Always keep in mind what character set your data is in and use the proper methods to deal with it (e.g. always specify the correct charset when using [fphp]htmlentities[/fphp]) otherwise you might end up with security problems even though you’re “escaping.”
Seriously, though. You should be thinking “How do I make this secure?” before the first line of code is written, not when you’re getting ready to push to production. That’s why there are so many insecure programs on the market today (and PHP is notoriously bad for hosting many of them).
I agree in principal, but 5 times is not enough for a regular person. You can raise that to 10 or even 50, and still combat brute force.
I only chime in with this because I always forget which email address, user name or password I used for a particular site… sometimes I have to guess more than 5 times… and I HATE getting my account locked.
To the OP, if you even have to ask this question - do yourself a favor and get one of the good books mentioned above that cover the topic in detail. Seriously, you need an education that you won’t get from a few forum posts. Just trying to help.
The XSS Cheat Sheet is a checklist for XSS (cross site scripting) exploits.
Note that even if you have no XSS exploits, you also need to check for CSRF (cross domain request forgery), login-CSRF, and even clickjacking, and that is just on the client side. Server-side you will need to check for SQL and command injection flaws, and all manner of other validation and filtering related vulnerabilities.
Essential PHP Security is quite dated, so I wouldn’t use that as a definitive checklist. For one, I don’t think it even mentions the danger of serving uploaded files inline. There are probably other things that it is missing.

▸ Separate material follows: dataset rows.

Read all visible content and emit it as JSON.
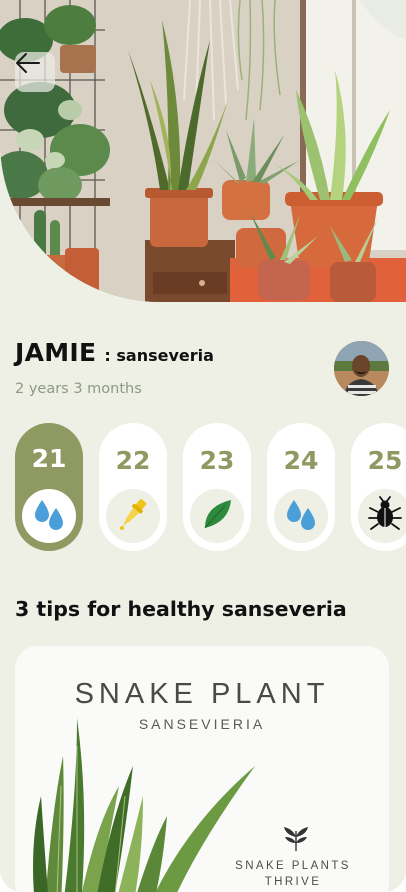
{
  "header": {
    "hero_image": "potted snake plants and succulents on window shelves",
    "back_icon": "arrow-left-icon"
  },
  "profile": {
    "name": "JAMIE",
    "plant": ": sanseveria",
    "age": "2 years 3 months",
    "avatar_image": "user portrait photo"
  },
  "days": [
    {
      "number": "21",
      "icon": "water-drops-icon",
      "active": true
    },
    {
      "number": "22",
      "icon": "fertilizer-dropper-icon",
      "active": false
    },
    {
      "number": "23",
      "icon": "leaf-icon",
      "active": false
    },
    {
      "number": "24",
      "icon": "water-drops-icon",
      "active": false
    },
    {
      "number": "25",
      "icon": "bug-icon",
      "active": false
    }
  ],
  "tips": {
    "title": "3 tips for healthy sanseveria",
    "card": {
      "title": "SNAKE PLANT",
      "subtitle": "SANSEVIERIA",
      "footer_line1": "SNAKE PLANTS",
      "footer_line2": "THRIVE"
    }
  },
  "colors": {
    "background": "#eef0e6",
    "accent": "#8f9a63",
    "muted_text": "#8f9a7f",
    "water_blue": "#4a9fd8",
    "leaf_green": "#2e8b3d",
    "fertilizer_yellow": "#f0c419"
  }
}
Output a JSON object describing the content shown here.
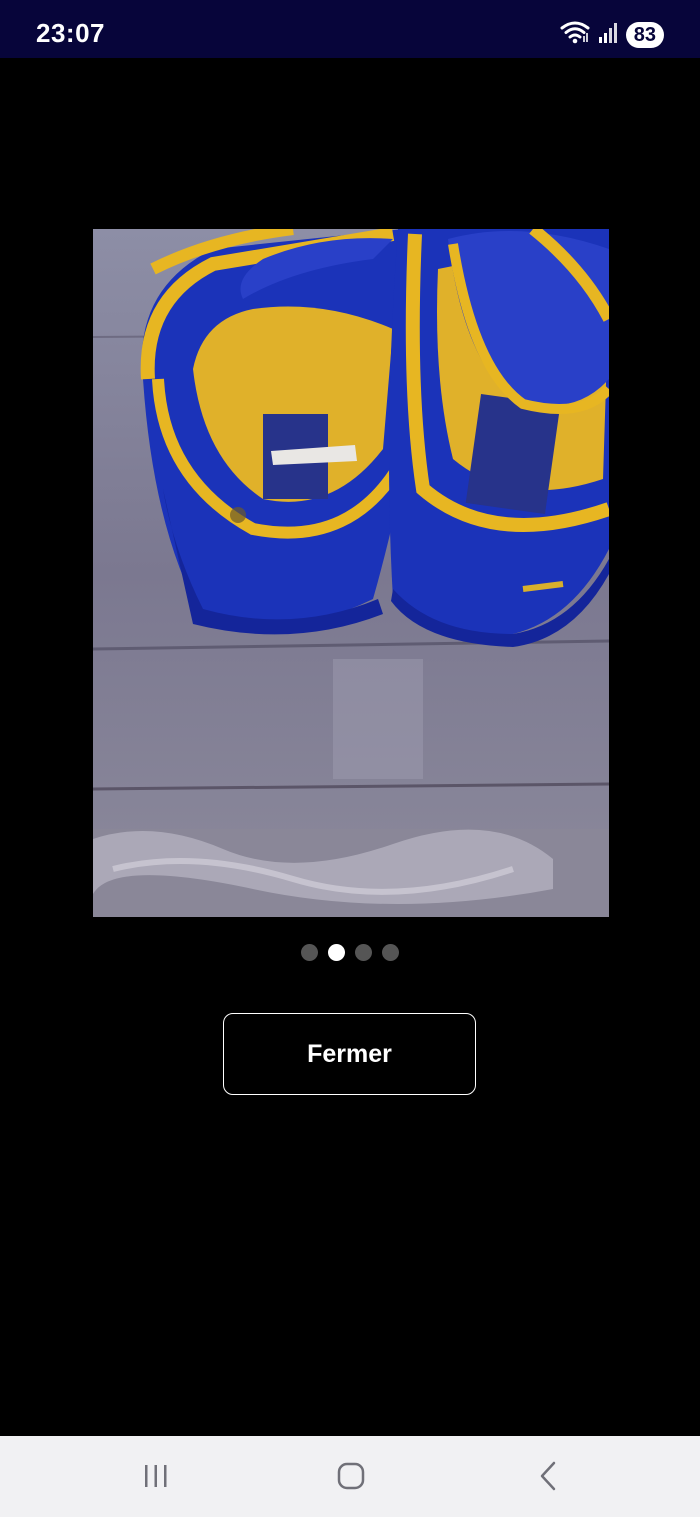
{
  "status_bar": {
    "time": "23:07",
    "battery": "83",
    "icons": [
      "wifi-icon",
      "signal-icon",
      "battery-icon"
    ],
    "background": "#07053a"
  },
  "viewer": {
    "photo_description_icon": "photo-shoes",
    "pager": {
      "total": 4,
      "active_index": 1
    },
    "close_label": "Fermer"
  },
  "nav_bar": {
    "buttons": [
      "recent-apps-icon",
      "home-icon",
      "back-icon"
    ]
  }
}
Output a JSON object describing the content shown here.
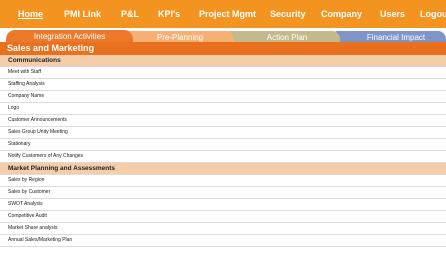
{
  "nav": {
    "items": [
      {
        "label": "Home",
        "active": true
      },
      {
        "label": "PMI Link"
      },
      {
        "label": "P&L"
      },
      {
        "label": "KPI's"
      },
      {
        "label": "Project Mgmt"
      },
      {
        "label": "Security"
      },
      {
        "label": "Company"
      },
      {
        "label": "Users"
      },
      {
        "label": "Logou"
      }
    ]
  },
  "tabs": [
    {
      "label": "Integration Activities"
    },
    {
      "label": "Pre-Planning"
    },
    {
      "label": "Action Plan"
    },
    {
      "label": "Financial Impact"
    }
  ],
  "section_title": "Sales and Marketing",
  "categories": [
    {
      "title": "Communications",
      "rows": [
        "Meet with Staff",
        "Staffing Analysis",
        "Company Name",
        "Logo",
        "Customer Announcements",
        "Sales Group Unity Meeting",
        "Stationary",
        "Notify Customers of Any Changes"
      ]
    },
    {
      "title": "Market Planning and Assessments",
      "rows": [
        "Sales by Region",
        "Sales by Customer",
        "SWOT Analysis",
        "Competitive Audit",
        "Market Share analysis",
        "Annual Sales/Marketing Plan"
      ]
    }
  ],
  "colors": {
    "nav_bg": "#f49420",
    "section_bg": "#e9701d",
    "category_bg": "#f6cda9",
    "tab_integration": "#ec7a2c",
    "tab_preplanning": "#f6b073",
    "tab_actionplan": "#c3b98c",
    "tab_financial": "#7f95c8"
  }
}
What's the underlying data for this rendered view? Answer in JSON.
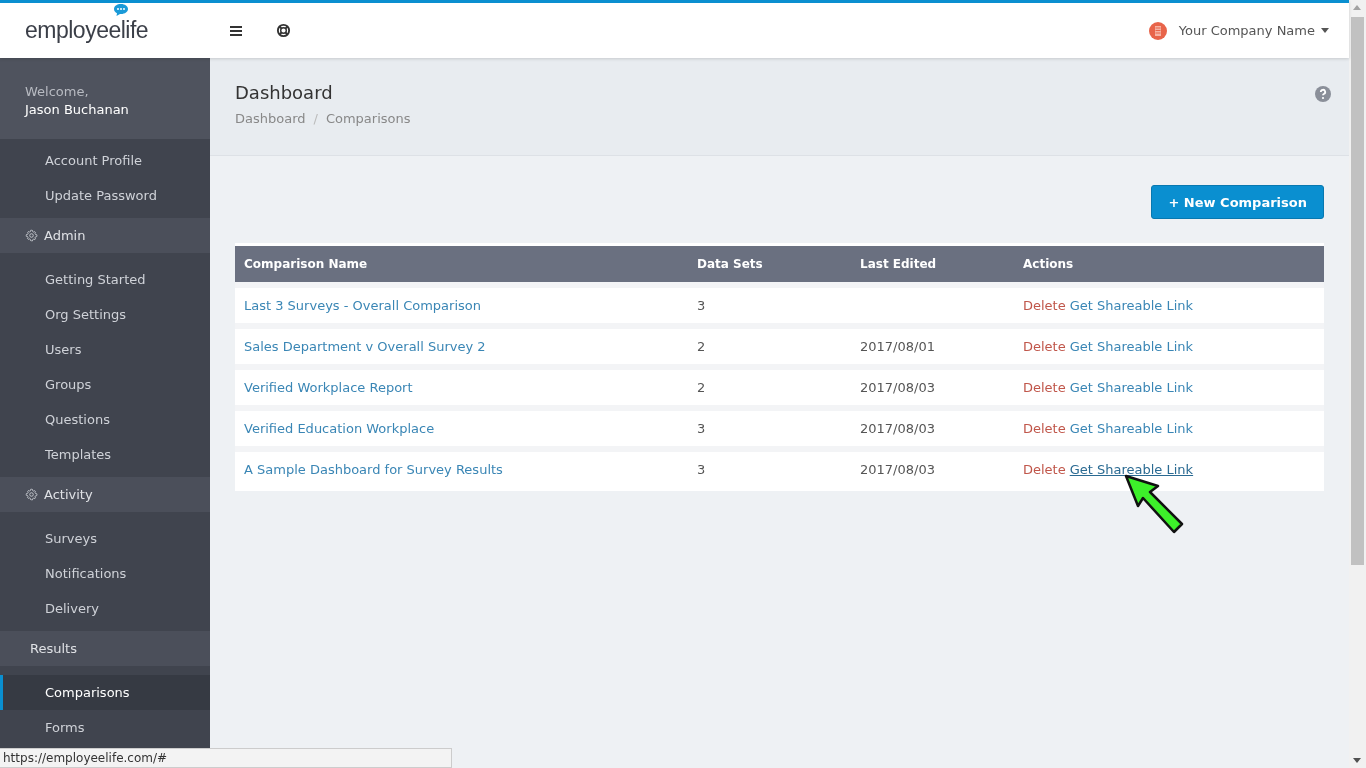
{
  "topbar": {
    "logo": "employeelife",
    "company": "Your Company Name"
  },
  "sidebar": {
    "welcome": "Welcome,",
    "user": "Jason Buchanan",
    "items": [
      {
        "kind": "link",
        "label": "Account Profile",
        "selected": false
      },
      {
        "kind": "link",
        "label": "Update Password",
        "selected": false
      },
      {
        "kind": "heading",
        "label": "Admin"
      },
      {
        "kind": "link",
        "label": "Getting Started",
        "selected": false
      },
      {
        "kind": "link",
        "label": "Org Settings",
        "selected": false
      },
      {
        "kind": "link",
        "label": "Users",
        "selected": false
      },
      {
        "kind": "link",
        "label": "Groups",
        "selected": false
      },
      {
        "kind": "link",
        "label": "Questions",
        "selected": false
      },
      {
        "kind": "link",
        "label": "Templates",
        "selected": false
      },
      {
        "kind": "heading",
        "label": "Activity"
      },
      {
        "kind": "link",
        "label": "Surveys",
        "selected": false
      },
      {
        "kind": "link",
        "label": "Notifications",
        "selected": false
      },
      {
        "kind": "link",
        "label": "Delivery",
        "selected": false
      },
      {
        "kind": "label",
        "label": "Results"
      },
      {
        "kind": "link",
        "label": "Comparisons",
        "selected": true
      },
      {
        "kind": "link",
        "label": "Forms",
        "selected": false
      }
    ]
  },
  "page": {
    "title": "Dashboard",
    "breadcrumb": [
      "Dashboard",
      "Comparisons"
    ],
    "breadcrumb_separator": "/"
  },
  "new_button": "+ New Comparison",
  "table": {
    "columns": [
      "Comparison Name",
      "Data Sets",
      "Last Edited",
      "Actions"
    ],
    "rows": [
      {
        "name": "Last 3 Surveys - Overall Comparison",
        "data_sets": "3",
        "delete": "Delete",
        "share": "Get Shareable Link",
        "hovered": false
      },
      {
        "name": "Sales Department v Overall Survey 2",
        "data_sets": "2",
        "last_edited": "2017/08/01",
        "delete": "Delete",
        "share": "Get Shareable Link",
        "hovered": false
      },
      {
        "name": "Verified Workplace Report",
        "data_sets": "2",
        "last_edited": "2017/08/03",
        "delete": "Delete",
        "share": "Get Shareable Link",
        "hovered": false
      },
      {
        "name": "Verified Education Workplace",
        "data_sets": "3",
        "last_edited": "2017/08/03",
        "delete": "Delete",
        "share": "Get Shareable Link",
        "hovered": false
      },
      {
        "name": "A Sample Dashboard for Survey Results",
        "data_sets": "3",
        "last_edited": "2017/08/03",
        "delete": "Delete",
        "share": "Get Shareable Link",
        "hovered": true
      }
    ]
  },
  "status_bar": "https://employeelife.com/#"
}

I don’t know of any definite checklist though. Maybe I’ll start one.